The high court’s ruling comes just two weeks before candidates must qualify for this year’s elections, meaning that the legal challenge won’t be resolved in time for a different map to be in place for the 2022 elections. Florida’s primary will be held on Aug. 23.
It also freezes in place for now a new congressional map for the nation’s third-largest state that will likely give Republicans a potential 20-8 advantage in a state where the GOP has only a slight voter registration advantage. This is another big blow to Democrats’ hopes of holding onto their majority in the US House.
This new map also dismantles the North Florida congressional seat held by Rep. Al Lawsonto Black Democrat.
In its one-page decision, the Supreme Court contended it lacked “jurisdiction” over the current redistricting lawsuit and that it would be “speculative” to suggest “whether the First District’s eventual decision will provide an appropriate basis” for review. The decision was endorsed by four justices—including three who were appointed by DeSantis.

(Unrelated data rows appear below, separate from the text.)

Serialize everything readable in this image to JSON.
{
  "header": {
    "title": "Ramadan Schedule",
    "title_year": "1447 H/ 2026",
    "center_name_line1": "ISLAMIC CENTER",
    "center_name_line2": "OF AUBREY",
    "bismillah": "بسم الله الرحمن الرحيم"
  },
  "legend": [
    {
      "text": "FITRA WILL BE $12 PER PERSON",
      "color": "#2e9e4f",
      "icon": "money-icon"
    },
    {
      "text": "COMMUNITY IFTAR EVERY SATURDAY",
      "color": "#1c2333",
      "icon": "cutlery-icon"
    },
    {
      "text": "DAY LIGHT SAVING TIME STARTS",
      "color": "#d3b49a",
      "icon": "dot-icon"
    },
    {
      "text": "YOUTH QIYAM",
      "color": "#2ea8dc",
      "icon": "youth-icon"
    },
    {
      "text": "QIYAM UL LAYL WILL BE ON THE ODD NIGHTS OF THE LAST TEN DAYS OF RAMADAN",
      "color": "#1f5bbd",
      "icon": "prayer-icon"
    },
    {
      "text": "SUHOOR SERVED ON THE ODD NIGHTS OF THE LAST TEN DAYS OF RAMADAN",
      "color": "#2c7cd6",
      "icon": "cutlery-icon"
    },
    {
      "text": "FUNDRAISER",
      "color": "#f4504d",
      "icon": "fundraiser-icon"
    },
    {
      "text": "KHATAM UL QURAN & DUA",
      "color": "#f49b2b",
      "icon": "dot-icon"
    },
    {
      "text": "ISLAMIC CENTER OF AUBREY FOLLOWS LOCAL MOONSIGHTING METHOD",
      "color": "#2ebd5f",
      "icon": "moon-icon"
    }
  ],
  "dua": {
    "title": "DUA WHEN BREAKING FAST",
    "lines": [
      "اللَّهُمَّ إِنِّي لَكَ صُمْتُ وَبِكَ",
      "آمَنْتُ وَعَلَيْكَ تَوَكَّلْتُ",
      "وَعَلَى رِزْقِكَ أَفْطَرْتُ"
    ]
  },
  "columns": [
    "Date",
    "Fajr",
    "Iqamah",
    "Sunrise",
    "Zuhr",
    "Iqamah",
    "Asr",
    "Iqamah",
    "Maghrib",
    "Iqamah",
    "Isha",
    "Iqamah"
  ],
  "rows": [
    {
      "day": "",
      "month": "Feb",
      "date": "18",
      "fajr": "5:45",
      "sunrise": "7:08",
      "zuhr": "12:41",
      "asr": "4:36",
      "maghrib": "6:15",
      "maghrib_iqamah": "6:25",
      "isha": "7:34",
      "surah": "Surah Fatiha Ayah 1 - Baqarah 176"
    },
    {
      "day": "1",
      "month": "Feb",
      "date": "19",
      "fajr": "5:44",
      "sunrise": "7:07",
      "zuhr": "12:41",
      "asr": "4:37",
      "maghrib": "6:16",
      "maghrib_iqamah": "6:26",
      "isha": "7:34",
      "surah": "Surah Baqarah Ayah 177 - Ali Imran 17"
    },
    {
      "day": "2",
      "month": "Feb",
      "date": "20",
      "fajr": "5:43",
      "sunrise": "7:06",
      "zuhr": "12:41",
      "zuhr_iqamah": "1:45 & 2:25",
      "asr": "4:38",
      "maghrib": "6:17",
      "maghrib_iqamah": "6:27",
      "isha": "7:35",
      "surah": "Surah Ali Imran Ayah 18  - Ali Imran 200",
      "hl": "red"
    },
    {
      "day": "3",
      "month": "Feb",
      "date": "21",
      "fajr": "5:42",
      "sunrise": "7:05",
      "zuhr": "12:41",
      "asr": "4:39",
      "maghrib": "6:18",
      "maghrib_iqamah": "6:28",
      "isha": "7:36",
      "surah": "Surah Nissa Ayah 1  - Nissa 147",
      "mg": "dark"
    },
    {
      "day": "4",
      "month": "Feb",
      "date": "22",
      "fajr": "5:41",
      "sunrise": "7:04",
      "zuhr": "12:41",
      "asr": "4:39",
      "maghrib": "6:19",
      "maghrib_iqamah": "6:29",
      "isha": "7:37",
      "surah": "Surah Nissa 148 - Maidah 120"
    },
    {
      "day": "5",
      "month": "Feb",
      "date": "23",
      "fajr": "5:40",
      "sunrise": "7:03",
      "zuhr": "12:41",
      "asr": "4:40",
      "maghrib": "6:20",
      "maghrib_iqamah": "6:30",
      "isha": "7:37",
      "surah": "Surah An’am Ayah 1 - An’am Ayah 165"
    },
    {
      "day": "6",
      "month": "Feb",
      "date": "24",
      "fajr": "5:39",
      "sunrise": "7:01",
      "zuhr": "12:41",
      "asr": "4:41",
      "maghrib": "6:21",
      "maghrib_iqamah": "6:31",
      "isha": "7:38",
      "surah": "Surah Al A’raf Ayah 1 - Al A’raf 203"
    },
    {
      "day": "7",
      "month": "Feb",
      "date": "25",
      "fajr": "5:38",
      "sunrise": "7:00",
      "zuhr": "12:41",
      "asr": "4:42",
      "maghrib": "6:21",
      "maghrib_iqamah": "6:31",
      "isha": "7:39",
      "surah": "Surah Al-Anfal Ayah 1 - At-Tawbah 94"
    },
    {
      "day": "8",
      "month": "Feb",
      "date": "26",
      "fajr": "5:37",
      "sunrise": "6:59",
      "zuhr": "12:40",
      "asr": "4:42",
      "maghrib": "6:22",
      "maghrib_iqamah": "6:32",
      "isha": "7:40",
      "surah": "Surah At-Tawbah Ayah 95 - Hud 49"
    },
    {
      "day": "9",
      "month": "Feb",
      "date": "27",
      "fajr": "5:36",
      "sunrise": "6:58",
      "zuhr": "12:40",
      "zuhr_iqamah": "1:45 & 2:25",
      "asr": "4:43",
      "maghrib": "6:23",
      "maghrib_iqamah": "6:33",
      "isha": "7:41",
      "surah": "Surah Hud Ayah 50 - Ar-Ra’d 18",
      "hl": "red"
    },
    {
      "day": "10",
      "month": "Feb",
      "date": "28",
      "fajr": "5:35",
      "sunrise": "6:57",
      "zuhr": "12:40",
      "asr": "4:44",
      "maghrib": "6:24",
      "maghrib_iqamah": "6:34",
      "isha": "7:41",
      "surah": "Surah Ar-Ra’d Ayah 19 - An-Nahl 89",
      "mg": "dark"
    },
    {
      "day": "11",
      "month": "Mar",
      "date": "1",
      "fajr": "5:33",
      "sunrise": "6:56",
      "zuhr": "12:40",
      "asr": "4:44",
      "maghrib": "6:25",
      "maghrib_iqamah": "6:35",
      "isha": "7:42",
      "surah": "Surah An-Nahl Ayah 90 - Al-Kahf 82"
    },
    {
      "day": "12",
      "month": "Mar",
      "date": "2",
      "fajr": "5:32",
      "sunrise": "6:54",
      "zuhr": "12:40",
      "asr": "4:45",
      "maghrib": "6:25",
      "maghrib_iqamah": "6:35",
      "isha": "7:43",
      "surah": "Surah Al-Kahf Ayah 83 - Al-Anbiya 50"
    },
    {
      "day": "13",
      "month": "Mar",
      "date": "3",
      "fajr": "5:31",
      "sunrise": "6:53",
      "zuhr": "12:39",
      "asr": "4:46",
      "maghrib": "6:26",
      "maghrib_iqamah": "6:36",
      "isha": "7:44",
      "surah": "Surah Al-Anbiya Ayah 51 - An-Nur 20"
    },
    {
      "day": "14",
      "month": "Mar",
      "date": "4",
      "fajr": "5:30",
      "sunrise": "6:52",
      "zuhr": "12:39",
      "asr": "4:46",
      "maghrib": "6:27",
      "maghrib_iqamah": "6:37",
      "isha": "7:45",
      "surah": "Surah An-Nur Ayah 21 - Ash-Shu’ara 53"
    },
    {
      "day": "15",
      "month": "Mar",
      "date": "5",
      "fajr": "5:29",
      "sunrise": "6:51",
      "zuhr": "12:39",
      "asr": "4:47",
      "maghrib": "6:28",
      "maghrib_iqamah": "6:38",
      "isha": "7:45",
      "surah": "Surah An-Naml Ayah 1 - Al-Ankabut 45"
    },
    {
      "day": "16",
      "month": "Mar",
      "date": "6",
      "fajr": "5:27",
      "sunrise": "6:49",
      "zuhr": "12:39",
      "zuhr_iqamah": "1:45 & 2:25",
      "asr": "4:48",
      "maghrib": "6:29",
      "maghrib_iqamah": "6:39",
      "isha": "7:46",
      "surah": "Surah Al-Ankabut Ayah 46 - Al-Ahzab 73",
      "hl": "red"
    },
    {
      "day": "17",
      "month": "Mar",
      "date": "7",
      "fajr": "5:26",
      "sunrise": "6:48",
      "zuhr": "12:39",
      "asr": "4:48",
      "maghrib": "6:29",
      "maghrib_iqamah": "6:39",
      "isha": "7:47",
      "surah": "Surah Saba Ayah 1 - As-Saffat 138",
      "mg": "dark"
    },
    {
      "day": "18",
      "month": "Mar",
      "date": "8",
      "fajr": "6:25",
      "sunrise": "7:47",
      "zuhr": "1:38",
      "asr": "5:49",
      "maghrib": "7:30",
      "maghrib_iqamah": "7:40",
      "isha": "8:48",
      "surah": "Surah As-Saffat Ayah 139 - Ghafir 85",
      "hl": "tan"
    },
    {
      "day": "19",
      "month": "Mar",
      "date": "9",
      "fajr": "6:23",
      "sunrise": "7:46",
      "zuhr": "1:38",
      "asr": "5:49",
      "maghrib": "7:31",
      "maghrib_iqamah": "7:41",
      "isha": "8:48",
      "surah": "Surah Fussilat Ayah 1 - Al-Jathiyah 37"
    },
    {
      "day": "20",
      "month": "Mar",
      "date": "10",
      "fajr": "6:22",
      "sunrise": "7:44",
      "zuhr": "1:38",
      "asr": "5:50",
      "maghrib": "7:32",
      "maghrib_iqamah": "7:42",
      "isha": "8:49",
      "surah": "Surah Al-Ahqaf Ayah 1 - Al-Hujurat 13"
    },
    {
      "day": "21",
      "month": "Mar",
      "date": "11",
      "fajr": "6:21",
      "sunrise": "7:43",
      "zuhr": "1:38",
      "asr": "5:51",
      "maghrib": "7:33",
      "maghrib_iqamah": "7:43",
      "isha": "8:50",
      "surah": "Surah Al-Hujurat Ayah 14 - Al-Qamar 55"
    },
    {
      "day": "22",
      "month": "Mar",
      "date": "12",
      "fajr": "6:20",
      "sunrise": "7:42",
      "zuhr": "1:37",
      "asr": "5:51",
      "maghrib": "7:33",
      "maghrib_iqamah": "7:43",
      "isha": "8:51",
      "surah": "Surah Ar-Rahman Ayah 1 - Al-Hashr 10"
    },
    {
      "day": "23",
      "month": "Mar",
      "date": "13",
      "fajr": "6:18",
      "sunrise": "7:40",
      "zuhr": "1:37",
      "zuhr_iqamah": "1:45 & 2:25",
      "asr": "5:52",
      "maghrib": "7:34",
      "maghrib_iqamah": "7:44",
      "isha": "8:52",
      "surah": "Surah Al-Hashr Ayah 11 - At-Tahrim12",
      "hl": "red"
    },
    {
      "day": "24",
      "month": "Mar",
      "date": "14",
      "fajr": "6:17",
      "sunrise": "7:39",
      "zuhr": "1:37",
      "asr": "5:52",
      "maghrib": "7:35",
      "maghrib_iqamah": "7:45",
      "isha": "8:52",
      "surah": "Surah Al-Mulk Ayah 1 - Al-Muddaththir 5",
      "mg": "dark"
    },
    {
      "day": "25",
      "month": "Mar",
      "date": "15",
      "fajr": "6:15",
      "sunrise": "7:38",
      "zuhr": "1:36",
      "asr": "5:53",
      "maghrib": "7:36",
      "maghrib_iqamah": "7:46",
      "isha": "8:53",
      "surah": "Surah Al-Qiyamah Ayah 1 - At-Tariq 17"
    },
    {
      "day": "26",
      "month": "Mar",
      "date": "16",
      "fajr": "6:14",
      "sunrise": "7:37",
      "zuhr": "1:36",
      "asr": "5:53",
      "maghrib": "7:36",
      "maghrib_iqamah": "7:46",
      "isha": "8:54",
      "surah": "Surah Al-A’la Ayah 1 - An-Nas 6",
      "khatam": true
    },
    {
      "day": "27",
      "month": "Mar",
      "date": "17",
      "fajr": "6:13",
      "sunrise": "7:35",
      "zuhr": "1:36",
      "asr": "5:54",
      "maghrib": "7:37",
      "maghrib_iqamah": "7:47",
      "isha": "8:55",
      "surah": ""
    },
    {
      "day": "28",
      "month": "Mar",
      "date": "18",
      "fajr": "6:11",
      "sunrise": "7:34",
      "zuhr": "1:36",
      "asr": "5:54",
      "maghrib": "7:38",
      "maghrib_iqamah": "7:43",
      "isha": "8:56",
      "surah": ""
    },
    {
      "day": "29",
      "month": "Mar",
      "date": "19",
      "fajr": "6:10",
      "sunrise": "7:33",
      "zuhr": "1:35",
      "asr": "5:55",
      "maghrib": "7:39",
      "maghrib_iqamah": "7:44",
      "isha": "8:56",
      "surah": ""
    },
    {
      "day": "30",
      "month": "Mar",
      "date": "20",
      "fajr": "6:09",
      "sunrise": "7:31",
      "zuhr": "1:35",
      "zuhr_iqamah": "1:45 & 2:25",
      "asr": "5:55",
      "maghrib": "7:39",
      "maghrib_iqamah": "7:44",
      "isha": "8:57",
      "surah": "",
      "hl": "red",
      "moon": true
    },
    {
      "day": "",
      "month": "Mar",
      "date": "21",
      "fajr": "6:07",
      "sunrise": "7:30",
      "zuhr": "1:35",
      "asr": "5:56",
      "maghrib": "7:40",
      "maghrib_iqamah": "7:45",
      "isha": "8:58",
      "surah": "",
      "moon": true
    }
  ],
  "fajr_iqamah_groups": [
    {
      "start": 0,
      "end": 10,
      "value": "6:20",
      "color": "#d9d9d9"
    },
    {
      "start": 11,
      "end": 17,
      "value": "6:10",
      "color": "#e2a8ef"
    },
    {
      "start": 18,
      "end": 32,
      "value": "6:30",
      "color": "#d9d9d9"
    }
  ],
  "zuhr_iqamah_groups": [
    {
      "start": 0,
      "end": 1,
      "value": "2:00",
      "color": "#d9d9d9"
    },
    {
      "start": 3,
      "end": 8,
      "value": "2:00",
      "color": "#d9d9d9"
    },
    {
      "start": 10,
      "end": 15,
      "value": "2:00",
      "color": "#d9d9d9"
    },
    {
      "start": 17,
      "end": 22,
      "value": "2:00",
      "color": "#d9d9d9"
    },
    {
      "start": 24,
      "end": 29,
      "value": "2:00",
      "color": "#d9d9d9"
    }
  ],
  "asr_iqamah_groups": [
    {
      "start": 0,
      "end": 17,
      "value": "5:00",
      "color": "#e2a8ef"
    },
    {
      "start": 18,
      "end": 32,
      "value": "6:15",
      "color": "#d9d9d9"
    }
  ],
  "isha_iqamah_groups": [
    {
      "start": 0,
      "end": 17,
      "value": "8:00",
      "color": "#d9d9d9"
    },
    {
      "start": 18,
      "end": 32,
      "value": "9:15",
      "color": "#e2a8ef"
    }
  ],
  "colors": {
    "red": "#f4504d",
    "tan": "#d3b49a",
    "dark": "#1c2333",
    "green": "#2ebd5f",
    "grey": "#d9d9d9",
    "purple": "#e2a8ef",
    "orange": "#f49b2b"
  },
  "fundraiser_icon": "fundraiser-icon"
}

Justice Jorge Labarga, who was appointed to the court by former Gov. Charlie Crist, dissented and contended the Supreme Court would eventually take up the case since it revolves around whether the new map violates anti-gerrymandering provisions adopted by voters.
Two justices — Chief Justice Charles Canady and Alan Lawson — did not participate in the decision but did not explain their recusal. Justice Lawson is not related to Rep. Al Lawson.
DeSantis, during remarks at his budget signing ceremony in central Florida, briefly hailed the decision although he acknowledged that there will be “more litigation in the future.”
“At the end of the day we knew we needed to comply with both the state and federal constitutions and the Florida Supreme Court by agreeing with the appeals court — it’s saying, you know, these elections must go on,” DeSantis said.
Groups that challenged the map sharply criticized Thursday’s ruling and said they will not drop their underlying lawsuit.
“With today’s ruling, the Florida Supreme Court has shown complete disregard for the Florida Constitution and the solemn oath they swore,” said Jasmine Burney-Clark, founder of Equal Ground, in a statement. “Gov. DeSantis’ proposed map is a blatantly unconstitutional attack on Black representation in Florida and a violation of the Fair Districts Amendment. We, the people of Florida, are not going anywhere, and the fight is not over.”
Lawson, who has floated the idea of challenging Panama City Republican Rep. Neal Dunn if his district was not restored, blasted the court as well.
“The justices in the majority ducked their constitutional responsibility, relying on a ridiculous procedural argument to obtain the result they wanted, instead of addressing the merits of the case,” Lawson said in a statement. “The fact that Ron DeSantis appointed three of the four justices who rubberstamped his map made this outcome predictable. This shameful decision by the Florida Supreme Court is further indication that our judicial has become overly political and is no longer an independent branch of government as our founders intended.”
Florida gained one congressional seat in 2022 due to population growth, for a total of 28, during the once-in-a-decade redistricting process. The Legislature was moving along relatively smoothly until DeSantis—setting aside the normal protocol under past governors—came up with his own maps and submitted them to legislators in January.
The governor contended that any map that preserved Lawson’s seat ran afoul of recent Supreme Court decision because it was a race-based gerrymandering. DeSantis ultimately vetoed the initial map sent to him by legislators who then opted to adopt a proposal entirely drawn by the governor’s office during an April special session.
Passage of the new maps sparked the coalition of civil and voting rights groups to sue in state court to stop it from going forward.
Circuit Judge J. Layne Smith concluded the map proposed by DeSantis was likely unconstitutional because it violated the state’s Fair Districts standards because it diminished the clout of Black voters by redistributing them from Lawson’s seat into four districts.
Smith tried to impose a map that kept Lawson’s district intact, but that decision was upended by the 1st District Court of Appeal in May.